TASK OBJECTIVE: Scan the listing below and copy every line holding "Legende".
______________________________
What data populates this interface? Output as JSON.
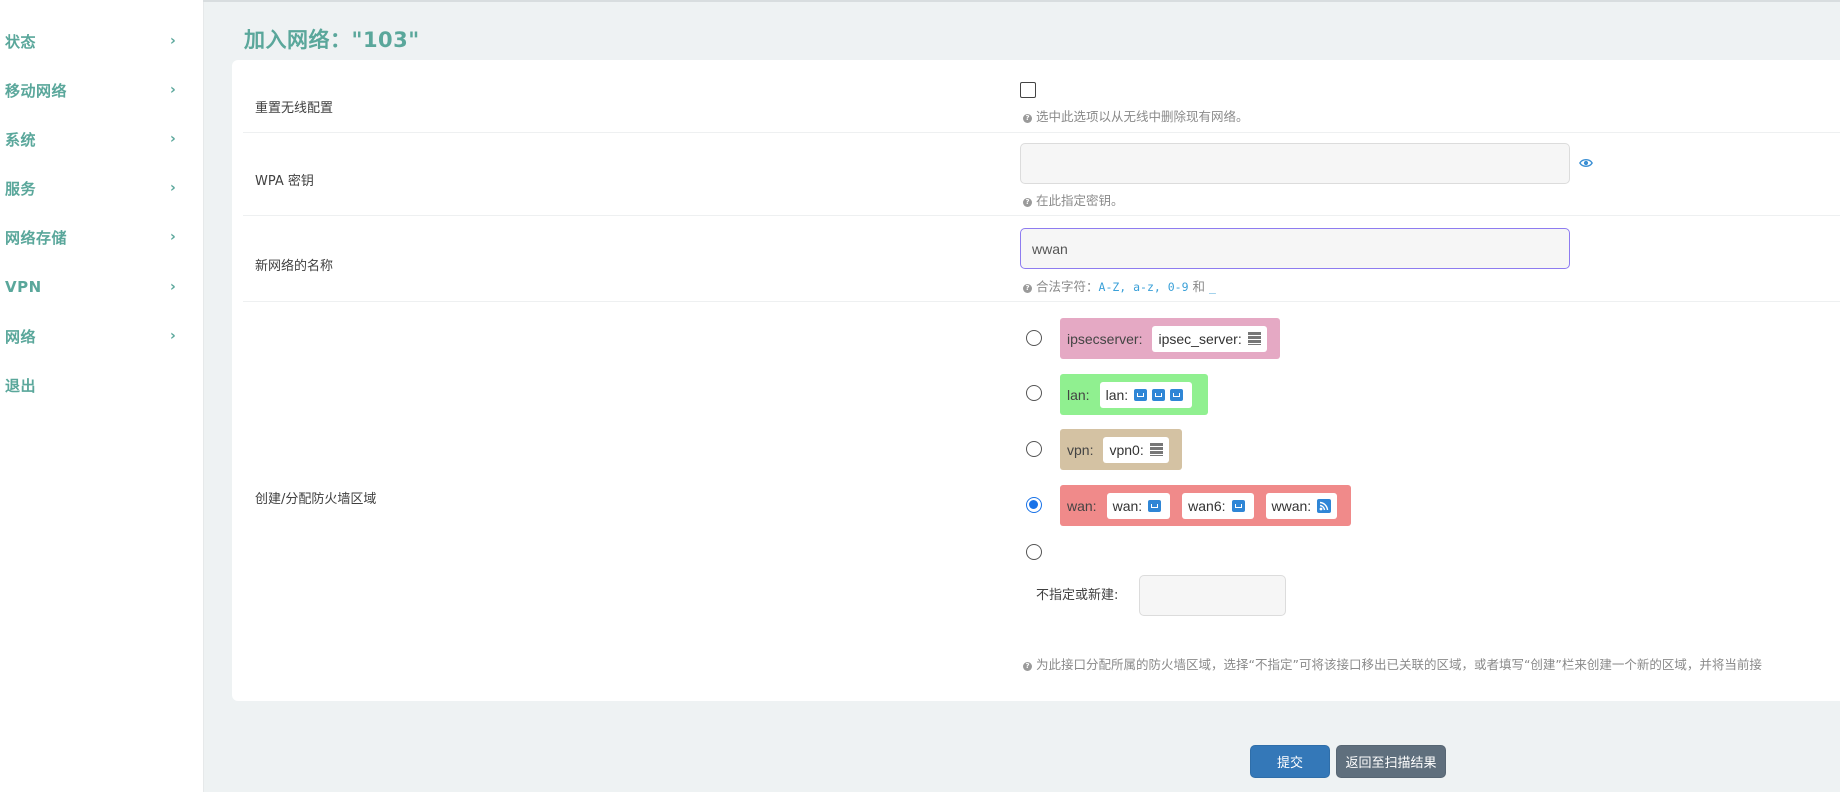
{
  "sidebar": {
    "items": [
      {
        "label": "状态"
      },
      {
        "label": "移动网络"
      },
      {
        "label": "系统"
      },
      {
        "label": "服务"
      },
      {
        "label": "网络存储"
      },
      {
        "label": "VPN"
      },
      {
        "label": "网络"
      },
      {
        "label": "退出"
      }
    ],
    "chevron": "›"
  },
  "page": {
    "title": "加入网络：\"103\""
  },
  "form": {
    "reset_wireless": {
      "label": "重置无线配置",
      "checked": false,
      "help": "选中此选项以从无线中删除现有网络。"
    },
    "wpa_key": {
      "label": "WPA 密钥",
      "value": "",
      "help": "在此指定密钥。"
    },
    "new_network_name": {
      "label": "新网络的名称",
      "value": "wwan",
      "help_prefix": "合法字符：",
      "help_chars": "A-Z, a-z, 0-9",
      "help_and": " 和 ",
      "help_underscore": "_"
    },
    "firewall_zone": {
      "label": "创建/分配防火墙区域",
      "zones": [
        {
          "name": "ipsecserver:",
          "color": "#e5a9c4",
          "selected": false,
          "interfaces": [
            {
              "label": "ipsec_server:",
              "icons": [
                "server-icon"
              ]
            }
          ]
        },
        {
          "name": "lan:",
          "color": "#90f090",
          "selected": false,
          "interfaces": [
            {
              "label": "lan:",
              "icons": [
                "ethernet-icon",
                "ethernet-icon",
                "ethernet-icon"
              ]
            }
          ]
        },
        {
          "name": "vpn:",
          "color": "#d4c2a3",
          "selected": false,
          "interfaces": [
            {
              "label": "vpn0:",
              "icons": [
                "server-icon"
              ]
            }
          ]
        },
        {
          "name": "wan:",
          "color": "#f08a8a",
          "selected": true,
          "interfaces": [
            {
              "label": "wan:",
              "icons": [
                "ethernet-icon"
              ]
            },
            {
              "label": "wan6:",
              "icons": [
                "ethernet-icon"
              ]
            },
            {
              "label": "wwan:",
              "icons": [
                "wifi-icon"
              ]
            }
          ]
        }
      ],
      "none_or_create_label": "不指定或新建:",
      "create_value": "",
      "help": "为此接口分配所属的防火墙区域，选择“不指定”可将该接口移出已关联的区域，或者填写“创建”栏来创建一个新的区域，并将当前接"
    }
  },
  "buttons": {
    "submit": "提交",
    "back": "返回至扫描结果"
  }
}
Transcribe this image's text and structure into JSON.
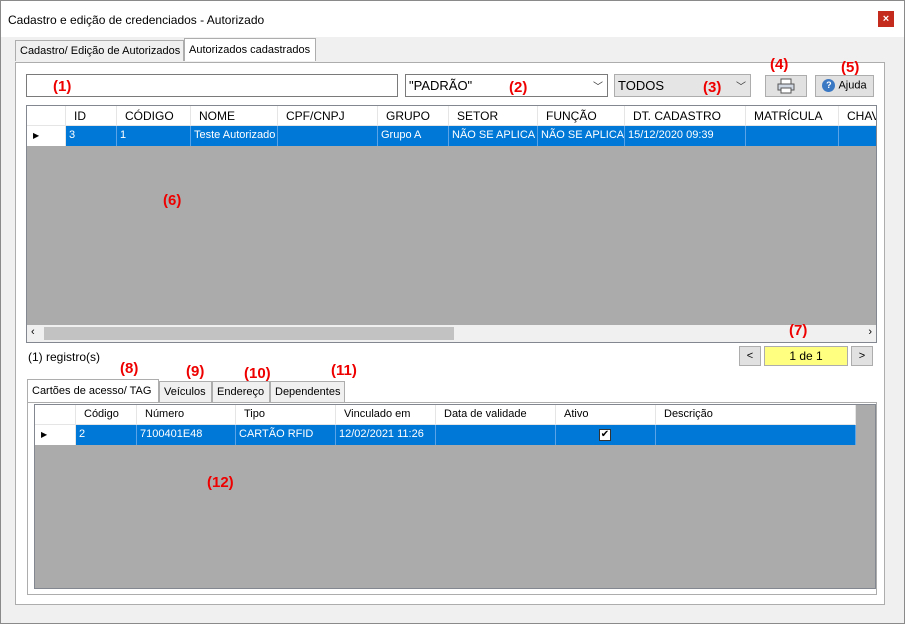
{
  "window": {
    "title": "Cadastro e edição de credenciados - Autorizado",
    "close_label": "×"
  },
  "main_tabs": [
    {
      "label": "Cadastro/ Edição de Autorizados"
    },
    {
      "label": "Autorizados cadastrados"
    }
  ],
  "toolbar": {
    "filter_combo_value": "\"PADRÃO\"",
    "status_combo_value": "TODOS",
    "help_label": "Ajuda",
    "print_icon": "printer-icon",
    "help_icon": "question-icon"
  },
  "markers": [
    "(1)",
    "(2)",
    "(3)",
    "(4)",
    "(5)",
    "(6)",
    "(7)",
    "(8)",
    "(9)",
    "(10)",
    "(11)",
    "(12)"
  ],
  "main_grid": {
    "columns": [
      "ID",
      "CÓDIGO",
      "NOME",
      "CPF/CNPJ",
      "GRUPO",
      "SETOR",
      "FUNÇÃO",
      "DT. CADASTRO",
      "MATRÍCULA",
      "CHAV"
    ],
    "rows": [
      [
        "3",
        "1",
        "Teste Autorizado",
        "",
        "Grupo A",
        "NÃO SE APLICA",
        "NÃO SE APLICA",
        "15/12/2020 09:39",
        "",
        ""
      ]
    ]
  },
  "records_label": "(1) registro(s)",
  "pager": {
    "value": "1 de 1",
    "prev": "<",
    "next": ">"
  },
  "sub_tabs": [
    {
      "label": "Cartões de acesso/ TAG"
    },
    {
      "label": "Veículos"
    },
    {
      "label": "Endereço"
    },
    {
      "label": "Dependentes"
    }
  ],
  "sub_grid": {
    "columns": [
      "Código",
      "Número",
      "Tipo",
      "Vinculado em",
      "Data de validade",
      "Ativo",
      "Descrição"
    ],
    "rows": [
      [
        "2",
        "7100401E48",
        "CARTÃO RFID",
        "12/02/2021 11:26",
        "",
        "✔",
        ""
      ]
    ]
  }
}
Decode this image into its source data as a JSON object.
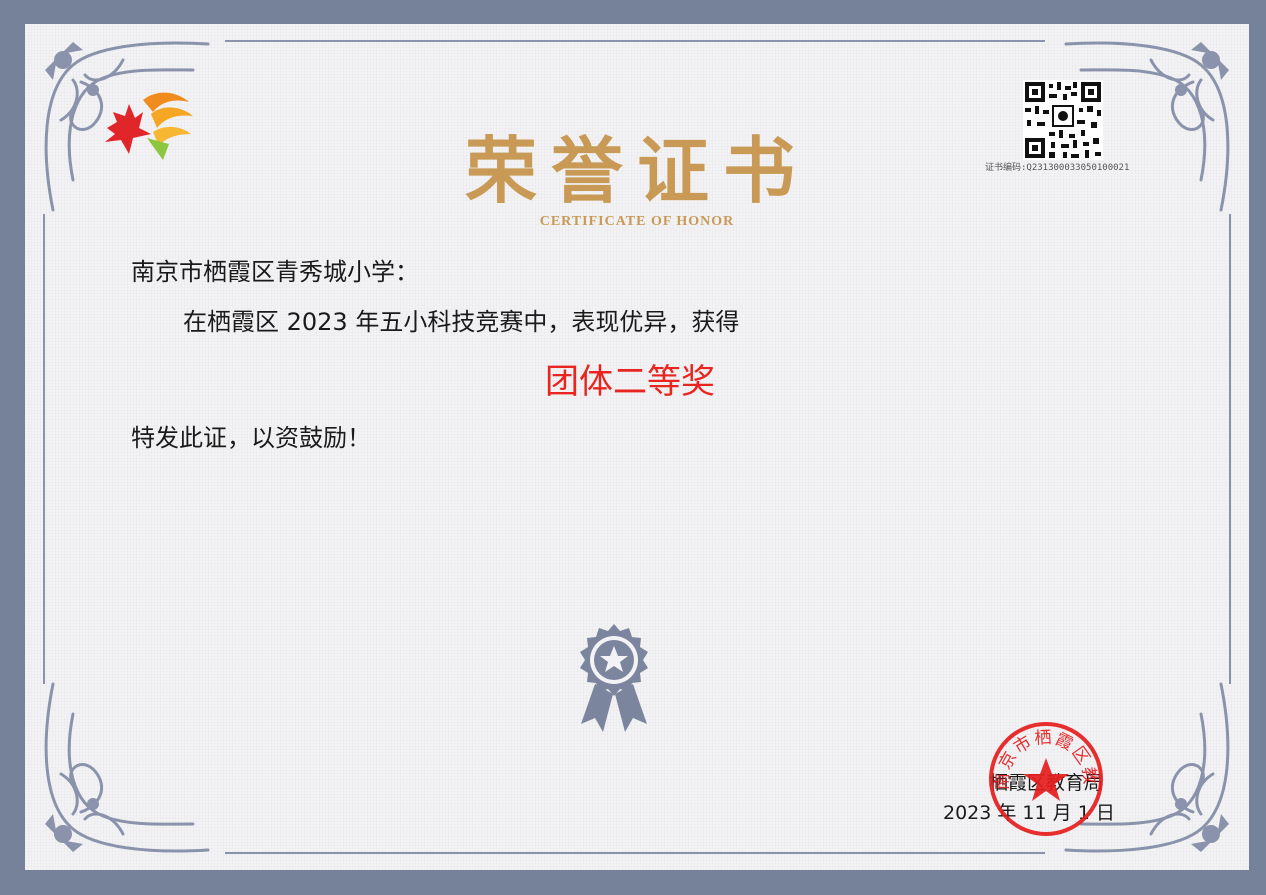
{
  "certificate": {
    "title": "荣誉证书",
    "subtitle": "CERTIFICATE OF HONOR",
    "code": "证书编码:Q231300033050100021",
    "recipient": "南京市栖霞区青秀城小学：",
    "line1": "在栖霞区 2023 年五小科技竞赛中，表现优异，获得",
    "award": "团体二等奖",
    "closing": "特发此证，以资鼓励！",
    "issuer": "栖霞区教育局",
    "date": "2023 年 11 月 1 日",
    "seal_text": "南京市栖霞区教育局"
  },
  "icons": {
    "logo": "flame-wing-logo-icon",
    "qr": "qr-code-icon",
    "badge": "rosette-star-badge-icon",
    "seal": "red-official-seal-icon",
    "corners": "ornamental-corner-icon"
  },
  "colors": {
    "outer_border": "#76829a",
    "paper": "#f3f3f5",
    "ornament": "#8a93ab",
    "title_gold": "#c99a55",
    "award_red": "#e8251f",
    "seal_red": "#e61e1e"
  }
}
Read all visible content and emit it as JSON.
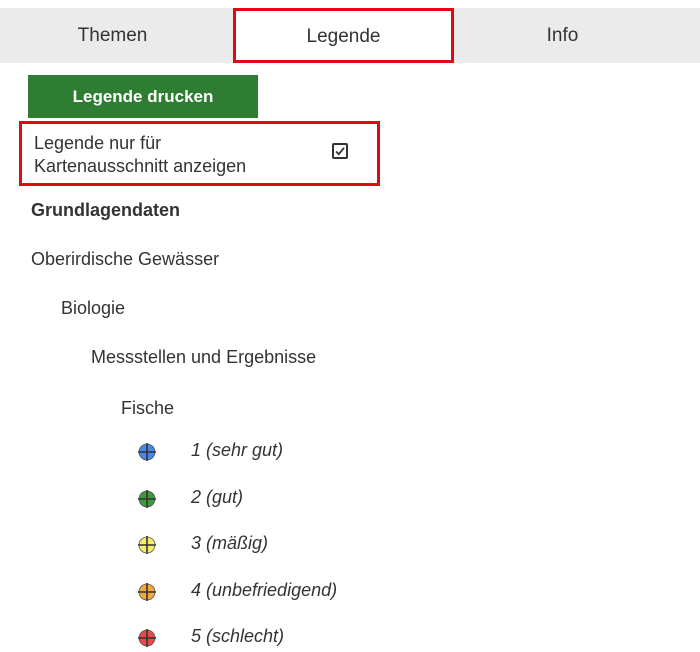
{
  "tabs": [
    {
      "label": "Themen",
      "active": false
    },
    {
      "label": "Legende",
      "active": true
    },
    {
      "label": "Info",
      "active": false
    }
  ],
  "print_button": {
    "label": "Legende drucken",
    "color": "#2e7d32"
  },
  "extent_option": {
    "label_line1": "Legende nur für",
    "label_line2": "Kartenausschnitt anzeigen",
    "checked": true
  },
  "tree": {
    "group": "Grundlagendaten",
    "theme": "Oberirdische Gewässer",
    "subtheme": "Biologie",
    "layer": "Messstellen und Ergebnisse",
    "sublayer": "Fische"
  },
  "legend_items": [
    {
      "label": "1 (sehr gut)",
      "icon": "crosshair-circle-icon",
      "color": "#4a86e8"
    },
    {
      "label": "2 (gut)",
      "icon": "crosshair-circle-icon",
      "color": "#3c9a3c"
    },
    {
      "label": "3 (mäßig)",
      "icon": "crosshair-circle-icon",
      "color": "#f2ee6a"
    },
    {
      "label": "4 (unbefriedigend)",
      "icon": "crosshair-circle-icon",
      "color": "#f2a93b"
    },
    {
      "label": "5 (schlecht)",
      "icon": "crosshair-circle-icon",
      "color": "#e84a4a"
    }
  ],
  "highlight_color": "#e30613"
}
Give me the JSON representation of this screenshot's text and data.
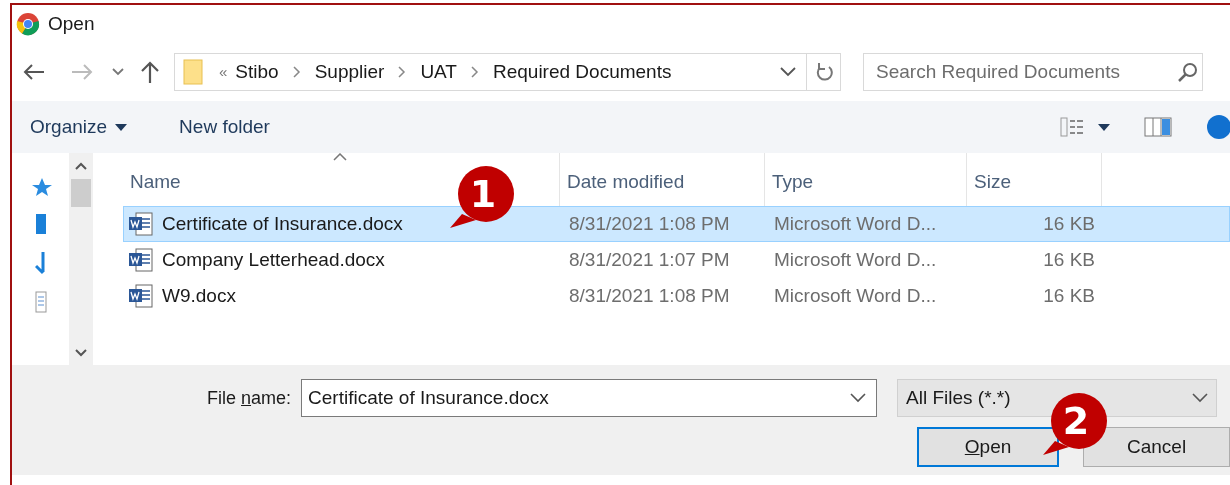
{
  "window": {
    "title": "Open"
  },
  "address_bar": {
    "overflow": "«",
    "crumbs": [
      "Stibo",
      "Supplier",
      "UAT",
      "Required Documents"
    ]
  },
  "search": {
    "placeholder": "Search Required Documents"
  },
  "toolbar": {
    "organize": "Organize",
    "new_folder": "New folder"
  },
  "table": {
    "columns": [
      "Name",
      "Date modified",
      "Type",
      "Size"
    ],
    "rows": [
      {
        "name": "Certificate of Insurance.docx",
        "date": "8/31/2021 1:08 PM",
        "type": "Microsoft Word D...",
        "size": "16 KB",
        "selected": true
      },
      {
        "name": "Company Letterhead.docx",
        "date": "8/31/2021 1:07 PM",
        "type": "Microsoft Word D...",
        "size": "16 KB",
        "selected": false
      },
      {
        "name": "W9.docx",
        "date": "8/31/2021 1:08 PM",
        "type": "Microsoft Word D...",
        "size": "16 KB",
        "selected": false
      }
    ]
  },
  "file_name": {
    "label": [
      {
        "text": "File ",
        "underline": false
      },
      {
        "text": "n",
        "underline": true
      },
      {
        "text": "ame:",
        "underline": false
      }
    ],
    "value": "Certificate of Insurance.docx"
  },
  "file_type": {
    "value": "All Files (*.*)"
  },
  "buttons": [
    {
      "label": [
        {
          "text": "O",
          "underline": true
        },
        {
          "text": "pen",
          "underline": false
        }
      ],
      "default": true
    },
    {
      "label": [
        {
          "text": "Cancel",
          "underline": false
        }
      ],
      "default": false
    }
  ],
  "callouts": [
    {
      "label": "1"
    },
    {
      "label": "2"
    }
  ]
}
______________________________
YOUR SOLUTION:
      "label": "Legende",
    "label": "Legende drucken",
    "label_line1": "Legende nur für",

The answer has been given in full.